- What you are asked to do: From the entries, filter out every line that lacks "screenshot" and copy the rest.

========================================

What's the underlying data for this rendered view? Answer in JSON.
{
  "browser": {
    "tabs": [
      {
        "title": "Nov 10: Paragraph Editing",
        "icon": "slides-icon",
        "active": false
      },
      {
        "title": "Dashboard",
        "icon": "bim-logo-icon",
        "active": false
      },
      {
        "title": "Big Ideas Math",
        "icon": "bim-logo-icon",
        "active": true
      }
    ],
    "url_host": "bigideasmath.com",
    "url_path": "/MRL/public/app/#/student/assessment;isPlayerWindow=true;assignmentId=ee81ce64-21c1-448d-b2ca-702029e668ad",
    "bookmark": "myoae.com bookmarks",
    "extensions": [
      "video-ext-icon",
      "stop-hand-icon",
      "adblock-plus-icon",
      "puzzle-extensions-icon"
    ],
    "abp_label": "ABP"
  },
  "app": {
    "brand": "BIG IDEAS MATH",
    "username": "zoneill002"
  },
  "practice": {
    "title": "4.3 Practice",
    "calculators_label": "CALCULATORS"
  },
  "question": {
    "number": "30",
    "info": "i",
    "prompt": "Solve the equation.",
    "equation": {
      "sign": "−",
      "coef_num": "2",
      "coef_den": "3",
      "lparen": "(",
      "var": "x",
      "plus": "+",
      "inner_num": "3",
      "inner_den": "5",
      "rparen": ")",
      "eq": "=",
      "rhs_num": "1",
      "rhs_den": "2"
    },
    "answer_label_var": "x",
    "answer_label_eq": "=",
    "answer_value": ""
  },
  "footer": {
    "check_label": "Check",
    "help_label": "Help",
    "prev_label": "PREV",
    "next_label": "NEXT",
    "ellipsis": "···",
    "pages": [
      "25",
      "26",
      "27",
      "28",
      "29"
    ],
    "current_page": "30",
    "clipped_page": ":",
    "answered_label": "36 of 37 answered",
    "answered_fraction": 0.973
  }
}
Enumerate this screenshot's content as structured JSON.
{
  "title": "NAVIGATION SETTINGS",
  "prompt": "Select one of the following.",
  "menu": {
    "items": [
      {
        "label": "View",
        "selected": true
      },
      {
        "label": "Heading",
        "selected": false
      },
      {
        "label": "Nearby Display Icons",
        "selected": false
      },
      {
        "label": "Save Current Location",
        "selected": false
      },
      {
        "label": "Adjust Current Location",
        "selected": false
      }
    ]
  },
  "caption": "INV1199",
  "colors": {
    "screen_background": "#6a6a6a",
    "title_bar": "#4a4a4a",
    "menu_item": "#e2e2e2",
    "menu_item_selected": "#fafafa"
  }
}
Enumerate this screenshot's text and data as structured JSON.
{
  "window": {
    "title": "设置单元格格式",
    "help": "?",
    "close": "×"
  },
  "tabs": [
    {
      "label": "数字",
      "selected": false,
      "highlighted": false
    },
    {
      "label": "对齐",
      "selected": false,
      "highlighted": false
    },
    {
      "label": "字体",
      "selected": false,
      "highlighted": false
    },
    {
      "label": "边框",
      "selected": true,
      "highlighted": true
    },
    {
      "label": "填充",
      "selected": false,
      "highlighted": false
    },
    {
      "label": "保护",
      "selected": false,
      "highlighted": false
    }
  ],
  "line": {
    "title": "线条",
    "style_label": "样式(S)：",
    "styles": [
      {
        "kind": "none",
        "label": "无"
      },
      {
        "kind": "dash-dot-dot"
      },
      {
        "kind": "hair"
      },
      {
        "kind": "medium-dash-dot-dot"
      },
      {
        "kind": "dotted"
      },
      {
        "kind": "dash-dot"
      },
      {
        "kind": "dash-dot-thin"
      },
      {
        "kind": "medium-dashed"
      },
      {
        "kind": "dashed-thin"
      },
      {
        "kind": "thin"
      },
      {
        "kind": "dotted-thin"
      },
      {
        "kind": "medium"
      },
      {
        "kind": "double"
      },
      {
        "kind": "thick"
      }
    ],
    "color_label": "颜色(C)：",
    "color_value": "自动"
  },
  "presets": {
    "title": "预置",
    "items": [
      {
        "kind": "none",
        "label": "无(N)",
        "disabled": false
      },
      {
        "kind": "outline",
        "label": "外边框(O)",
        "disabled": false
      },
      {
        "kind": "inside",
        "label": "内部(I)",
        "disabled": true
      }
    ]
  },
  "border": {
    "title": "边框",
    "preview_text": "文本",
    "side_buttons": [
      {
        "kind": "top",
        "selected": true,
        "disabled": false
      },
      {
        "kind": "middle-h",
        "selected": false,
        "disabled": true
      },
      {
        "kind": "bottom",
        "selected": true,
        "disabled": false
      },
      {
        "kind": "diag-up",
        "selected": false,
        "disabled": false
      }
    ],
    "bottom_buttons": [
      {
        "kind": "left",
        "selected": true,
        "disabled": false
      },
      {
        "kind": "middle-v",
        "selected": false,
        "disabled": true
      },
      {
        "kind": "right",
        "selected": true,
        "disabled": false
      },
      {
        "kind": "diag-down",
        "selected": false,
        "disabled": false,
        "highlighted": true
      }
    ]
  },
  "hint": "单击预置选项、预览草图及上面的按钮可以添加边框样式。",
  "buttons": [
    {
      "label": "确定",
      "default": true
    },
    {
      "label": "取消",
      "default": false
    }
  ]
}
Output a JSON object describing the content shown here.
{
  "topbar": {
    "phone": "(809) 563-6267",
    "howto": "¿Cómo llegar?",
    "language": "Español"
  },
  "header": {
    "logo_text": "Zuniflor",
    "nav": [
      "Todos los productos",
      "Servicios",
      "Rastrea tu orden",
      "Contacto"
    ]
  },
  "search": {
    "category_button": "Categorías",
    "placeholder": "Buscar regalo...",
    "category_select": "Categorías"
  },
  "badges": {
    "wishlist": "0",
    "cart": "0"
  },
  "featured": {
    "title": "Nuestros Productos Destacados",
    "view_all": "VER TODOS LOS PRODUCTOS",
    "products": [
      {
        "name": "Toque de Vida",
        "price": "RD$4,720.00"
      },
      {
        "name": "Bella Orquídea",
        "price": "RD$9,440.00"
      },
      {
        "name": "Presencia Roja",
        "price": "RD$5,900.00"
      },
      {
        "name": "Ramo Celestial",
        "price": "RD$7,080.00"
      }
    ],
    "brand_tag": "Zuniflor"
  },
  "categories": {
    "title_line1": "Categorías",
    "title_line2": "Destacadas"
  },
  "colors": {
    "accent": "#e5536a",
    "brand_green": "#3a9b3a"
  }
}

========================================

- Task response:
Enumerate this screenshot's content as structured JSON.
Enumerate this screenshot's text and data as structured JSON.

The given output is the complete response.